In an interim analysis from the phase 1/2 trial (ChiCTR1900027684), 10 of 11 patients completely responded to anti-CLL1–based CAR-T cell therapy, with CLL1-positive AML blasts eliminated within 1 month. Six patients achieved complete remission with minimal residual disease (MRD) negativity, added lead investigator Hui Zhang, MD, PhD, an assistant professor at Shanghai Children’s Medical Center and director of Guangzhou Women and Children’s Medical Center at China’s Guangzhou Medical University.
“From all the research shown, we can say that anti-CLL1 based CAR T-cells is a safe therapeutic candidate with manageable CAR T-cell–associated toxicity for children with R/R AML,” he said. “It is highly effective in targeting CLL1-positive AML cells with superior overall response rate (ORR) relative to conventional/novel targeting compounds.”
In this study, 11 pediatric R/R AML patients aged 2 to 16 years were infused between October 2019 and January 2021 with a second-generation CLL1 CAR-T created in Zhang’s laboratory. Investigators administered a single dose of CLL1 or CLL1-CD33 dual CAR-T cells (target dose: 0.3-1x106/kg) following lymphodepleting conditioning with a cyclophosphamide/fludarabine combination.
Zhang said all 11 patients experienced CAR T-cell expansion in vivo during the first month. Five patients demonstrated persistence of T-cell expansion.

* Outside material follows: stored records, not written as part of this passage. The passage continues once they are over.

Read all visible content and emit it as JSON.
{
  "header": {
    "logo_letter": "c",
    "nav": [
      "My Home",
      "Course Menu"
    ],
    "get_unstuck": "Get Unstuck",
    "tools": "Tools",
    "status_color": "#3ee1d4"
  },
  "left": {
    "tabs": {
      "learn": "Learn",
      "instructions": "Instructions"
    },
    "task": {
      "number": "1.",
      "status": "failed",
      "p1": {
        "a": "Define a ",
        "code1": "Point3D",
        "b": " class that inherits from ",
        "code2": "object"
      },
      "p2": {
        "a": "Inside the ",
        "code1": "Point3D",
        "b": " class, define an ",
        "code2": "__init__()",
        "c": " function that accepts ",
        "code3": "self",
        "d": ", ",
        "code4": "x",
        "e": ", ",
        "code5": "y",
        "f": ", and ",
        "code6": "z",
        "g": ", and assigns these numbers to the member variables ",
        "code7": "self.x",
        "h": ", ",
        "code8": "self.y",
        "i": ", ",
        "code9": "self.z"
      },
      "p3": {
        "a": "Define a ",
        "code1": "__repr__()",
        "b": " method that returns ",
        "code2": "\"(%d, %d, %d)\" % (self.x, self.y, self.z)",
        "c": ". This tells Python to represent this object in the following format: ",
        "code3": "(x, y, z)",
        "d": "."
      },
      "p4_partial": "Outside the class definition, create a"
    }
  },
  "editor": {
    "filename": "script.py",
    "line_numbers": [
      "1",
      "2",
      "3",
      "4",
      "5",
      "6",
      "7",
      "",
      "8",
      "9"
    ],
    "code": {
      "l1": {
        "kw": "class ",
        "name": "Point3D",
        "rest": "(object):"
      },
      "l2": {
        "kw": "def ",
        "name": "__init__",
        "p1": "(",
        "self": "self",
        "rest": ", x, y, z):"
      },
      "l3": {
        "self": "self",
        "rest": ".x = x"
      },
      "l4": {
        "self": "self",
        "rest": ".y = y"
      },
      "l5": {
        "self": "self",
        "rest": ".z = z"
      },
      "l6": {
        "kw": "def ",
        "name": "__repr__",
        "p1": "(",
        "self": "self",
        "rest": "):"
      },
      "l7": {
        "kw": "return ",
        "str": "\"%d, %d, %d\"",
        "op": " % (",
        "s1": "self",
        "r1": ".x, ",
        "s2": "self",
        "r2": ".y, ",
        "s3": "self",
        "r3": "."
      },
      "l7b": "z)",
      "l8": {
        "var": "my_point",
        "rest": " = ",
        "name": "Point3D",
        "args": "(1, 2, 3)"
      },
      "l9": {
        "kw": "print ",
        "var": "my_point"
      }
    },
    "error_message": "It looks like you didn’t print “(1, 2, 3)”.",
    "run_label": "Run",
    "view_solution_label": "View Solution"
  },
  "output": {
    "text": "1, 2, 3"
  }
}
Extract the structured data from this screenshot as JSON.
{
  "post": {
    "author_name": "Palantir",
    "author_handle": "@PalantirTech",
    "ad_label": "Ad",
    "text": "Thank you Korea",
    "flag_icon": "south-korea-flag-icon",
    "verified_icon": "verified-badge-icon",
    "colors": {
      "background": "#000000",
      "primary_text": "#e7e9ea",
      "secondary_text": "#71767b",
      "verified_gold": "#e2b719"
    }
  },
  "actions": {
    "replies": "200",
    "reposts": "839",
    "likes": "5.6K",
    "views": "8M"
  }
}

All patients experienced grade 1 to 3 cytokine release syndrome (CRS) but there were no lethal events, Zhang said. All patients experienced myelosuppression, which he said might be due to chemotherapy. Three patients experienced a grade 1/2 hepatic event. No patient experienced cardiac, renal, or gastrointestinal adverse events.
Investigators have suggested that CLL1 is a promising target because it not expressed on normal hematopoietic stem cells (HSCs), but is expressed on 85% to 92% of AML blasts cells and leukemia stem cells.2 In a humanized mouse model, investigators demonstrated that CAR Ts specific for CLL-1 exhibit potent cytokine production and cytotoxicity against CLL-1-expressing AML cell lines without disrupting normal HSCs.
Investigators theorized that developing an anti-CLL1 CAR T therapy would help patients avoid the need for HSC transplant.
In 2020, Zhang published a case study of a 10-year-old girl who presented with an elevated peripheral blood blast percentage while undergoing maintenance treatment for a B-cell ALL relapse. Investigators developed a CAR containing a CLL1-specific single chain variable fragment.3
The patient received lymphodepleting chemotherapy for 4 days before CAR T-cell transfer to enhance in vivo expansion of CAR T-cells. This was followed by a single dose anti-CLL1 CAR-T cells infusion. She experienced Grade 1 to CRS.
After completing CAR T-cell therapy, the patient achieved a complete response and was negative for MRD (<0.1%) on day 29. But the CLL1+ cells were not completely eliminated until 6 months after CAR T-cell therapy. The patient achieved a 10-month response using 1 dose of anti-CLL1 CAR-T monotherapy.